I come from a large extended family. My parents are from one of those religious traditions where people tend to have a lot of kids, so I have more than my fair share of aunts, uncles, and cousins. Until recently I hadn’t seen any of them in over half my lifetime. I did not attend my grandmothers’ funerals, my cousins’ weddings, or any other extended family function for 16 years.
This long absence had a range of causes. Most importantly, I was working on the strength of my immediate family. Things were rough with my parents and siblings when I was a teenager and it took us a very long time to find a way to have strong relationships. We do now, but the complications of dealing with all of these extended family members at the same time would not have been helpful. Another reason is that seeing family was really stressful for me as a kid. Even with an uncountable number of cousins I was still clearly the weird one – the cousin no one wanted to spend time with. I didn’t fit.
But most importantly, this family is deeply religious and had been pretty homophobic when I was growing up. The rejections I’d endured as a lesbian identified teenager were nasty. I heard slurs and insinuations that no one should have to deal with. My mother didn’t think the family could deal with my transition as I became an adult. I wasn’t always sure she was right, but as I’ve gotten older I’ve learned that she often is.
However, this Christmas Mom decided it was time to get some of us together again. She didn’t force me, but it was clear this was important to Mom. She planned a small gathering with a subset of her family (16 people, that’s small in this family) and we planned to meet up.
Mom said some of these folks had gotten better over time, less homophobic. A few cousins had come out as gay. Times are changing, after all. Hopefully the family could deal with my transition now better than they could have 16 years ago. I wasn’t worried about it – I can handle a lot of misinformation and even hate. I’m used to it. There was nothing they could throw at me I couldn’t handle.
We went and met up, my parents, siblings, spouse, two aunts, two uncles, some cousins. Three were new people in the family that I had never met, two marriages and a small child.
Everyone was friendly. This is what people mean when they say times are changing. We live in a world now where some religious families can have a polite meal with a transgender family member and their spouse without saying overtly hateful things. “Things are better now” means that some families can re-connect after years of staying apart, but it doesn’t necessarily mean that things are easy or that people aren’t still clueless.
There are side effects. We’re not yet at a place where microaggressions don’t turn up constantly. The first thing my uncle said to me after all of these years was “You don’t mind if I still call you (old name) right?” Yes. I mind. I told him so. No, no one gets to call me that but my parents because they gave me that name. No, you do not get to disregard my identity because you knew me as a child. I saw how you gender policed your son growing up, Uncle. I heard you tell my brother going to an all boy’s school would make him queer. No, you will respect my identity.

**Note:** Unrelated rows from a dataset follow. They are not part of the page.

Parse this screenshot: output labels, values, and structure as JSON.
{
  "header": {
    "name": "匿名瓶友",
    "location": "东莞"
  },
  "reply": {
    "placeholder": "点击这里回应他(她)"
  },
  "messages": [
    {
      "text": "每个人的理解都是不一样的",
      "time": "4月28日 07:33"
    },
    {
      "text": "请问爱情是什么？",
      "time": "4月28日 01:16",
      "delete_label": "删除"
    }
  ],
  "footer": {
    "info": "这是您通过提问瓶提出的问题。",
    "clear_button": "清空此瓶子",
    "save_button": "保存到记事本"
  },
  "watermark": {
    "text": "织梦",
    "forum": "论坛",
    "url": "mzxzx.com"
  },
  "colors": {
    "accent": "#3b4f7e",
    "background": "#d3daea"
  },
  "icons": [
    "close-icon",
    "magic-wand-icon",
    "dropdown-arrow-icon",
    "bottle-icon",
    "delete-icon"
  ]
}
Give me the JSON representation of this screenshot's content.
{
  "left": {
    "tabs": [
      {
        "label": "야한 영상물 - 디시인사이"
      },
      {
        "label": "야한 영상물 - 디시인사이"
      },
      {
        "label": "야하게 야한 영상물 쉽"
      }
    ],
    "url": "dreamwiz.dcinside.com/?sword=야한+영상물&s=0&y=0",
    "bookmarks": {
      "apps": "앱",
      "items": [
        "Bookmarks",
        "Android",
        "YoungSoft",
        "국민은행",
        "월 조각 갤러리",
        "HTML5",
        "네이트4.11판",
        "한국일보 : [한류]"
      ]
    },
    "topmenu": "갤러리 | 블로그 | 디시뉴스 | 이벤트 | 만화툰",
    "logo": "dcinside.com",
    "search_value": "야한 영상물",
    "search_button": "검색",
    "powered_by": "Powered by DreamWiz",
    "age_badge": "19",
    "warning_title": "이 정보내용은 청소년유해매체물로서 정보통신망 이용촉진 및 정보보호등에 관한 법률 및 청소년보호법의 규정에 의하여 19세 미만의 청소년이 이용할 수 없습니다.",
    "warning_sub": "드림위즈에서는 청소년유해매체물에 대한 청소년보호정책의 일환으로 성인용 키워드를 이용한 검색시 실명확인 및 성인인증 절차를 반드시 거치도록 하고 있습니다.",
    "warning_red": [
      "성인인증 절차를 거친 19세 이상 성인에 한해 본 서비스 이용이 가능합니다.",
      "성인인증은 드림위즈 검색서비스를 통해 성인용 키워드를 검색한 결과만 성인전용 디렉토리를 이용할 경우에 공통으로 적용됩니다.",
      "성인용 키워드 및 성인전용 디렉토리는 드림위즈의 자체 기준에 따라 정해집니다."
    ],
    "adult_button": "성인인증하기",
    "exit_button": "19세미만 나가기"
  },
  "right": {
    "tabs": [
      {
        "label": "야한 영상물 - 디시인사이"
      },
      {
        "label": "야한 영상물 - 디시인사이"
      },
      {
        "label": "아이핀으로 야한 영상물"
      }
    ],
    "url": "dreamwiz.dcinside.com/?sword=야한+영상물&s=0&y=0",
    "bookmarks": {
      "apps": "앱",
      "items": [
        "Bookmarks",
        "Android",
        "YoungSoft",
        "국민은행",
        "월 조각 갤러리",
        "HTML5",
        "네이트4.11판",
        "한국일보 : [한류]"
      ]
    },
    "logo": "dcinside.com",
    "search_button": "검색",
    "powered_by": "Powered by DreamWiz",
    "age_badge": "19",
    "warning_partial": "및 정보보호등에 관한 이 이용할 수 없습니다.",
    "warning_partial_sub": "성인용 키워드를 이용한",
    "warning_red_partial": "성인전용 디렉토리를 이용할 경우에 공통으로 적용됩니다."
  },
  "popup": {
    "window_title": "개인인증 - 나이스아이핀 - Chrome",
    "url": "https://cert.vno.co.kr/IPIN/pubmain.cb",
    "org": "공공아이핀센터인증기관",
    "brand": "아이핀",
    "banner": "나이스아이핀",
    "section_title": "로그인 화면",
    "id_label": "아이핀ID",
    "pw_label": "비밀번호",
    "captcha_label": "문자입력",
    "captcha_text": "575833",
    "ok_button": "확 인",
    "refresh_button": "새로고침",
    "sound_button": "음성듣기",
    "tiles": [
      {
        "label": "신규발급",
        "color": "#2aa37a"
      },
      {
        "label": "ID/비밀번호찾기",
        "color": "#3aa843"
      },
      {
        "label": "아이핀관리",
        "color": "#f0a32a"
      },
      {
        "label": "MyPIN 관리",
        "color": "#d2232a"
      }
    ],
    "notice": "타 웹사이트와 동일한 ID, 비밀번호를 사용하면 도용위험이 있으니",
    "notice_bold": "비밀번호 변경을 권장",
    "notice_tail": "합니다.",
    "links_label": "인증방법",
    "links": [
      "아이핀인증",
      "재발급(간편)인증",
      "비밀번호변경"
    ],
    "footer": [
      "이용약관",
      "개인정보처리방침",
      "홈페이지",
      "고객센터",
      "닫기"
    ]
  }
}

Times are changing, and things are getting better for some of us. But the homophobic uncle who’s learned to love his gay son becomes the transphobic one who can’t even ask how I’ve been before negating my identity and I’m not surprised. The side effects of changing times is that I had to hear that.